If you’re entertaining the idea of becoming a developer at an investment bank instead of a technology company, you’re probably already familiar with the notion that the tools and platforms might not be as advanced (or the releases as frequent) as at a Facebook or Google. But have you also considered that you might not get to work on the laptop of your choice (or a laptop at all), and will have to spend a lot more time working in the office?
Speaking recently at Goldman Sach’s Technology and Internet Conference in San Francisco, co-CIO George Lee said employees the firm hires from technology companies can find it difficult to shed the notion that they should be able to work on laptops and communicate with co-workers from a Starbucks or train station. This isn’t always possible at Goldman because of the regulations surrounding the way the firm operates.
Lee’s admission follows a Wall Street Journal article in September that said developers working on Goldman’s Marcus retail banking platform were upset when their requests for MacBooks were turned down. It was possibly to help palliate this cruel twist that Goldman allowed a developer to travel around the office on a hoverboard… until another colleague borrowed it and crashed.
Goldman is unlikely to be the only bank coming up against regulatory constraints as it hires developers from outside of banking. JP Morgan has deliberately set out to raid Google and Facebook for its new AI team in California.
One Goldman engineer said the downsides of banking are more than compensated by the upsides; plus, the culture on Goldman’s London coding team is less aggressive than in big tech firms. Jo Hannaford, the head of Goldman’s EMEA technology team, said last year that developers at Goldman Sachs work moderate hours and are not expected to work evenings. However, some suggest this is not always the case.

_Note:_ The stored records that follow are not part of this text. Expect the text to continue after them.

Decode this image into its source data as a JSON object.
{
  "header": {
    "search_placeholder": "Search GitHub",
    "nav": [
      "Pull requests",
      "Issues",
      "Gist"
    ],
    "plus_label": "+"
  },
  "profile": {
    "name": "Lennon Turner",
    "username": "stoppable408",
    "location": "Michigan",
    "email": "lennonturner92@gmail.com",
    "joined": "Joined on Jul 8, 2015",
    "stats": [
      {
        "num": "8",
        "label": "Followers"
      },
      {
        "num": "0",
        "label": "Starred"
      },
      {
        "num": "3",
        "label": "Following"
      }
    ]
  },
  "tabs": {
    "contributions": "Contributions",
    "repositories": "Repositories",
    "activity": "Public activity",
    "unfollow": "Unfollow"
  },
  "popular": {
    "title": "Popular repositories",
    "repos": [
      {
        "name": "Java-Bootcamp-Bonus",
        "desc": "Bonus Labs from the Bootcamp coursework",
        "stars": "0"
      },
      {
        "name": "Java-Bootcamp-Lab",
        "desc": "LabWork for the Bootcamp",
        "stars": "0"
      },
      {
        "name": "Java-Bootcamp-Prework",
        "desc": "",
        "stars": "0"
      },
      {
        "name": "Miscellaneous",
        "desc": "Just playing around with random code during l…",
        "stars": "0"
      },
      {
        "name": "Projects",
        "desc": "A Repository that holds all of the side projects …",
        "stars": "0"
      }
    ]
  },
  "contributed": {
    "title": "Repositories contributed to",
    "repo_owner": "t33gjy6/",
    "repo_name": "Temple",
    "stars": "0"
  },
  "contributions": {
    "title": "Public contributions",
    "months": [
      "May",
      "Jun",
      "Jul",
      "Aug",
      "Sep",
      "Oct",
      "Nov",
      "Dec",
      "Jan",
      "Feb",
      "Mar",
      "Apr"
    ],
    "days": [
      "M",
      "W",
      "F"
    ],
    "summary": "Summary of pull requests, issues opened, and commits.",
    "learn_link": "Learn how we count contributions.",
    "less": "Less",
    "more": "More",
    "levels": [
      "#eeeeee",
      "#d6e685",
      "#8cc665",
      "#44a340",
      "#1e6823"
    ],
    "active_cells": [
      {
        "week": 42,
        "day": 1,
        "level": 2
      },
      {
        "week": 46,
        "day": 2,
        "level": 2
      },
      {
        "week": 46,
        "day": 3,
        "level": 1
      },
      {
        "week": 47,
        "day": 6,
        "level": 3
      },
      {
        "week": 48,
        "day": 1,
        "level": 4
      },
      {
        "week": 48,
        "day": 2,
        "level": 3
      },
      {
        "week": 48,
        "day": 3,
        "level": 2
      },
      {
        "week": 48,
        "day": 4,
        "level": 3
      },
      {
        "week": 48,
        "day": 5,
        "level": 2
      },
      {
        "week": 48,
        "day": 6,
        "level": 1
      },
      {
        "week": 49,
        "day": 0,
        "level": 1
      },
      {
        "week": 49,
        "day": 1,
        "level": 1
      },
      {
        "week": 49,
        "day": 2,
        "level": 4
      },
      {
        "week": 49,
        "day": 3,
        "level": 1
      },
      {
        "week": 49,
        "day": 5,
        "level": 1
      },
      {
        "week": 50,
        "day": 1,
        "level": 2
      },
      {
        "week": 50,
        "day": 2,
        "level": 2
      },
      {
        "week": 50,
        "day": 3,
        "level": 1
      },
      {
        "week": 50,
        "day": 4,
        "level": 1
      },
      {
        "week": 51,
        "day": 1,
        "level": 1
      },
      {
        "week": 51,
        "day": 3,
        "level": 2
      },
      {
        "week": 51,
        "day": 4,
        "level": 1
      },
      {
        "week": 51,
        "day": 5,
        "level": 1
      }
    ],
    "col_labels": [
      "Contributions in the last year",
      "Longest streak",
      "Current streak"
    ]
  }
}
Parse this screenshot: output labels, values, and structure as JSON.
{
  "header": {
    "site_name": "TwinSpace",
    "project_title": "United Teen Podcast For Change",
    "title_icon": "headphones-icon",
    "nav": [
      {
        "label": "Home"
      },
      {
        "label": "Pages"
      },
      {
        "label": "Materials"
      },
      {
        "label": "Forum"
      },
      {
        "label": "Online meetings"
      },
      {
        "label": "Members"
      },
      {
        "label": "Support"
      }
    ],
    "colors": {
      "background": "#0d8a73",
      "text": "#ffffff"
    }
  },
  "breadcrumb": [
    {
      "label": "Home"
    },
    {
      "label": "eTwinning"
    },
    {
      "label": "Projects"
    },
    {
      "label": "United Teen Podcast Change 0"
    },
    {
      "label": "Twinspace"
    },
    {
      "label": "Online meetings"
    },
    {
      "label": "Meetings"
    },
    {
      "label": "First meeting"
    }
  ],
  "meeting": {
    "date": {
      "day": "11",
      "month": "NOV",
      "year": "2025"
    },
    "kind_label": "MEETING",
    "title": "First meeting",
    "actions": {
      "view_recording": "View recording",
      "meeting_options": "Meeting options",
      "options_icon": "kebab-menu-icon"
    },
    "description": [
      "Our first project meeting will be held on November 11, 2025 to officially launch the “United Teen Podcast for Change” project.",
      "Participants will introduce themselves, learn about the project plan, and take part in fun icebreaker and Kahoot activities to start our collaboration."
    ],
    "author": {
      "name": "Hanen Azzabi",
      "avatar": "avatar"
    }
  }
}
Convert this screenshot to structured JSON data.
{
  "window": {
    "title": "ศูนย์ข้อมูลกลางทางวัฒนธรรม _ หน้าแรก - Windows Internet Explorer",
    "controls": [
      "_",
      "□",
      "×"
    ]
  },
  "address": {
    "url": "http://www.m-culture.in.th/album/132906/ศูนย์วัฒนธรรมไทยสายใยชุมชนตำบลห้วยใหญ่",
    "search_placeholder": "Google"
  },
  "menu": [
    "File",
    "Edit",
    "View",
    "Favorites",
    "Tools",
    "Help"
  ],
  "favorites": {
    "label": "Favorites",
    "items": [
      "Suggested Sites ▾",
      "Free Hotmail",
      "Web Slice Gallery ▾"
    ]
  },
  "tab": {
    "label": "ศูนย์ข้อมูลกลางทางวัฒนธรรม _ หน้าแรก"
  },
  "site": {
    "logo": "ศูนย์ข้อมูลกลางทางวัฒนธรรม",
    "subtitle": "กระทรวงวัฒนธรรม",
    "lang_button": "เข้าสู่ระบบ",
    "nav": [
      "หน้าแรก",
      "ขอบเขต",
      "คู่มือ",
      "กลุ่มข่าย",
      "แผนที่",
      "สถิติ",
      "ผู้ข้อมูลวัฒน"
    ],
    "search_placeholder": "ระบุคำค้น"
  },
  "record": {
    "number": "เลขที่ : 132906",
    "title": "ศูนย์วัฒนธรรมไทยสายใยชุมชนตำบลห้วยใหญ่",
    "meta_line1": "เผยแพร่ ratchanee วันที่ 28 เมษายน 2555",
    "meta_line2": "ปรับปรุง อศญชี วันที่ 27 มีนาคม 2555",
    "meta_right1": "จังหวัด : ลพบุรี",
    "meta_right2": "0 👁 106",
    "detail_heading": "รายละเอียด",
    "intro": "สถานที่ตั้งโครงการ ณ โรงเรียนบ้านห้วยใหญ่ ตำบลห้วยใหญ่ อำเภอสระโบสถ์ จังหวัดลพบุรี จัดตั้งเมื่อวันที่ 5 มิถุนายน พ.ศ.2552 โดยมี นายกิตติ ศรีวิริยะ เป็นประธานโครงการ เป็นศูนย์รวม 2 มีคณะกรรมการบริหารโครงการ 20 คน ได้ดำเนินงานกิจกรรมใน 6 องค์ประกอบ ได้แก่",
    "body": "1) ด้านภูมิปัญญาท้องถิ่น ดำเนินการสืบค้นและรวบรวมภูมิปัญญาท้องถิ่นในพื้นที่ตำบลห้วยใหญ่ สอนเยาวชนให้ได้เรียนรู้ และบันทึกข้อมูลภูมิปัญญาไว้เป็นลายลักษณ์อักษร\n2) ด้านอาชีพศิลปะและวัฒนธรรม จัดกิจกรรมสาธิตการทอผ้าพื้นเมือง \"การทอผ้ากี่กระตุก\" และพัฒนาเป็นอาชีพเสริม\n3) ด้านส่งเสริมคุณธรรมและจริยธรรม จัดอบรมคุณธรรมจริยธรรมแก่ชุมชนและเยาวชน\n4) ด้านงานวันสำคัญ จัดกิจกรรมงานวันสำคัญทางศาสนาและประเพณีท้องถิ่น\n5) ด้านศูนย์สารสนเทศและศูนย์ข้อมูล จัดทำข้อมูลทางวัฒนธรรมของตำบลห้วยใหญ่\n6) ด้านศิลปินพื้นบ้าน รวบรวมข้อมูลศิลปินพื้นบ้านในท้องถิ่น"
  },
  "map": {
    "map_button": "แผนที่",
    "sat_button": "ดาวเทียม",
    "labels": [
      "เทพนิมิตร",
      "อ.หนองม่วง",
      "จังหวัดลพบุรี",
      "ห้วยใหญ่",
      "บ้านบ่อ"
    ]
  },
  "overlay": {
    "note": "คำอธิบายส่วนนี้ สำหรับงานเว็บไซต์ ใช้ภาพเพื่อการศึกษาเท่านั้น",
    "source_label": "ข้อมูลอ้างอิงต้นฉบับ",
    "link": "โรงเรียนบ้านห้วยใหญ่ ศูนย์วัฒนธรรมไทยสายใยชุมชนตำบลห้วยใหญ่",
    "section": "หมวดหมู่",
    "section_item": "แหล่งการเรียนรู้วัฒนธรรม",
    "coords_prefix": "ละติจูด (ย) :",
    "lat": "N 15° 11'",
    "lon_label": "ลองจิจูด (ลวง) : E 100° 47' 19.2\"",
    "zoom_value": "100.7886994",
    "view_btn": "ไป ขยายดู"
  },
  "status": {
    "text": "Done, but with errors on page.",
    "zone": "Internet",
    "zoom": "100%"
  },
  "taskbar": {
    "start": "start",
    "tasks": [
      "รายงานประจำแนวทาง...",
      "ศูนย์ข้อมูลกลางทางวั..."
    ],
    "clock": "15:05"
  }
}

A modified version of this article originally appeared at eFinancialCareers.